Synchronous evolution of two stars
Stars are evolved via the time dependent mass-radius relations for
solar metallicities given by Eggleton
et al. (1989) with corrections by Eggleton
et al. 1990 and Tout
et al. 1997)
These equations give the radius of a star as a function of time and
the star's initial mass (on the zero-age main-sequence).
Neither the mass of the stellar core nor the rate of mass loss via a
stellar wind are specified in this prescription. However, both
quantities are important, both to binary evolution and to cluster
dynamics. We include them using the prescriptions of
Portegies Zwart & Verbunt (1996).
In the code the following stellar types are identified:
- proto star (0) Non hydrogen burning stars on the
- planet (1) Various types, such as gas giants, etc.; also
- brown dwarf (2) Star with mass below the hydrogen-burning limit.
- main sequence (3) Core hydrogen burning star.
- Hypergiant (4) Massive (m>25Msun) post main
sequence star with enormous mass-loss rate in a stage of
evolution prior to becoming a Wolf-Rayet star.
- Hertzsprung gap (5) Rapid evolution from the
Terminal-age main sequence to the point when the
hydrogen-depleted core exceeds the Schonberg-Chandrasekhar
- sub giant (6) Hydrogen shell burning star.
- horizontal branch (7) Helium core burning star.
- supergiant (8) Double shell burning star.
- helium star (9-11) Helium core of a stripped giant, the
result of mass transfer in a binary.
Subdivided into carbon core (9), helium
dwarf (10) and helium giant
- white dwarf (12-14) Subdivided into
carbon dwarf (12) , helium dwarf
(13) and oxygen dwarf (13).
- Thorne-Zytkow (15) Shell burning hydrogen
envelope with neutron star core.
- neutron star (16-18)
Subdivided into X-ray pulsar (16), radio
pulsar (17) and inert neutron (18)
- black hole (19) Star with radius smaller than the event
horizon. The result of evolution of massive
(m>25Msun) star or collapsed neutron
- disintegrated (20) Result of Carbon detonation to
Type Ia supernova.
Evolution of clusters of stars
Inerface with Kira
Due to the interaction between stellar evolution and stellar dynamics,
it is difficult to solve for the evolution of both systems in a
completely self-consistent way. The trajectories of stars are
computed using a block timestep scheme, as described earlier. Stellar

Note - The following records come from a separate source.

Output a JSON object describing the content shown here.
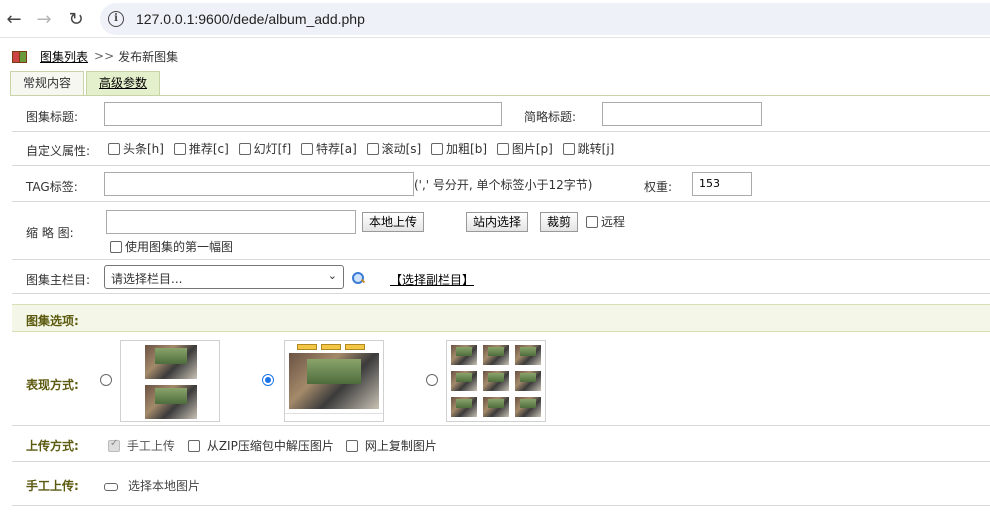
{
  "browser": {
    "url": "127.0.0.1:9600/dede/album_add.php",
    "back_icon": "←",
    "forward_icon": "→",
    "reload_icon": "↻",
    "info_icon": "i"
  },
  "breadcrumb": {
    "link": "图集列表",
    "separator": ">>",
    "current": "发布新图集"
  },
  "tabs": [
    {
      "label": "常规内容",
      "active": false
    },
    {
      "label": "高级参数",
      "active": true
    }
  ],
  "form": {
    "title_label": "图集标题:",
    "title_value": "",
    "short_title_label": "简略标题:",
    "short_title_value": "",
    "attr_label": "自定义属性:",
    "attributes": [
      {
        "label": "头条[h]"
      },
      {
        "label": "推荐[c]"
      },
      {
        "label": "幻灯[f]"
      },
      {
        "label": "特荐[a]"
      },
      {
        "label": "滚动[s]"
      },
      {
        "label": "加粗[b]"
      },
      {
        "label": "图片[p]"
      },
      {
        "label": "跳转[j]"
      }
    ],
    "tag_label": "TAG标签:",
    "tag_value": "",
    "tag_hint": "(',' 号分开, 单个标签小于12字节)",
    "weight_label": "权重:",
    "weight_value": "153",
    "thumb_label": "缩 略 图:",
    "thumb_value": "",
    "local_upload": "本地上传",
    "site_select": "站内选择",
    "crop": "裁剪",
    "remote": "远程",
    "use_first": "使用图集的第一幅图",
    "column_label": "图集主栏目:",
    "column_select": "请选择栏目...",
    "select_sub": "【选择副栏目】",
    "options_header": "图集选项:",
    "display_label": "表现方式:",
    "display_selected_index": 1,
    "upload_label": "上传方式:",
    "upload_options": [
      {
        "label": "手工上传"
      },
      {
        "label": "从ZIP压缩包中解压图片"
      },
      {
        "label": "网上复制图片"
      }
    ],
    "manual_label": "手工上传:",
    "choose_local": "选择本地图片"
  }
}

and binary evolution is updated at fixed intervals (every 1/64 of a
crossing time, typically a few thousand years). Any feedback between

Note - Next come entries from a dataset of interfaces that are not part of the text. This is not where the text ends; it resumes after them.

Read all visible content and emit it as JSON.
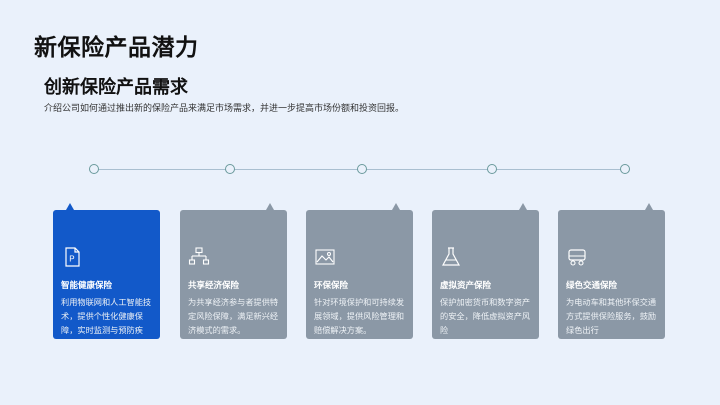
{
  "page_title": "新保险产品潜力",
  "section": {
    "title": "创新保险产品需求",
    "description": "介绍公司如何通过推出新的保险产品来满足市场需求，并进一步提高市场份额和投资回报。"
  },
  "colors": {
    "active_card": "#1259c9",
    "inactive_card": "#8b98a6",
    "background": "#eaf1fb",
    "timeline": "#a9bfd0"
  },
  "cards": [
    {
      "title": "智能健康保险",
      "description": "利用物联网和人工智能技术，提供个性化健康保障，实时监测与预防疾病。",
      "icon": "document-p-icon",
      "active": true
    },
    {
      "title": "共享经济保险",
      "description": "为共享经济参与者提供特定风险保障，满足新兴经济模式的需求。",
      "icon": "network-icon",
      "active": false
    },
    {
      "title": "环保保险",
      "description": "针对环境保护和可持续发展领域，提供风险管理和赔偿解决方案。",
      "icon": "landscape-icon",
      "active": false
    },
    {
      "title": "虚拟资产保险",
      "description": "保护加密货币和数字资产的安全，降低虚拟资产风险",
      "icon": "flask-icon",
      "active": false
    },
    {
      "title": "绿色交通保险",
      "description": "为电动车和其他环保交通方式提供保险服务，鼓励绿色出行",
      "icon": "vehicle-icon",
      "active": false
    }
  ]
}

the two systems may thus experience a delay of at most one timestep.
Internal evolution time steps may differ for each star and binary, and

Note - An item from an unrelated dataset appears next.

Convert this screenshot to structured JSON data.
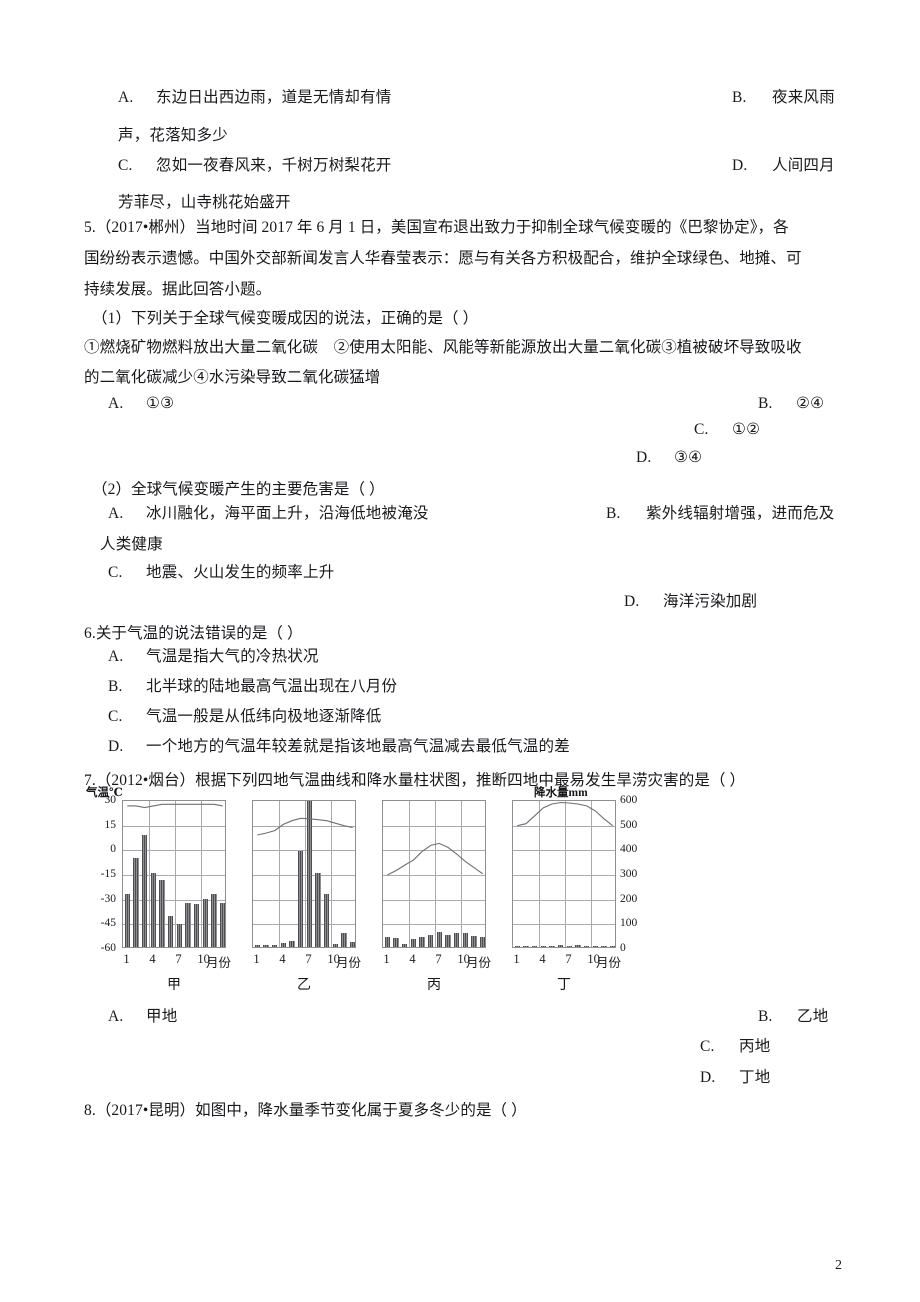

depend on binary period, perturbations due to neighbors, and the
evolutionary state of the star. Time steps in this treatment vary
from several milliseconds up to (at most) a million years.
After each 1/64 of a crossing time, all stars and binaries are
checked to determine if evolutionary updates are required. Single
stars are updated every 1/100 of an evolution timestep or when the
mass of the star has changed by more than 1% since the last update.
A stellar evolution timestep is the time taken for the star to evolve
from the start of one evolutionary stage to the next.
After each stellar evolution step the dynamics is notified of changes
in stellar radii, but changes in mass are, for reasons of efficiency,
not passed back immediately (mass changes generally entail recomputing
the accelerations of all stars in the system). Instead, the
``dynamical'' masses are modified only when the mass of any star has
changed by more than 1%, or if the orbital parameters, semi-major
axis, eccentricity, total mass or mass ratio of any binary has changed
by more than 0.1%.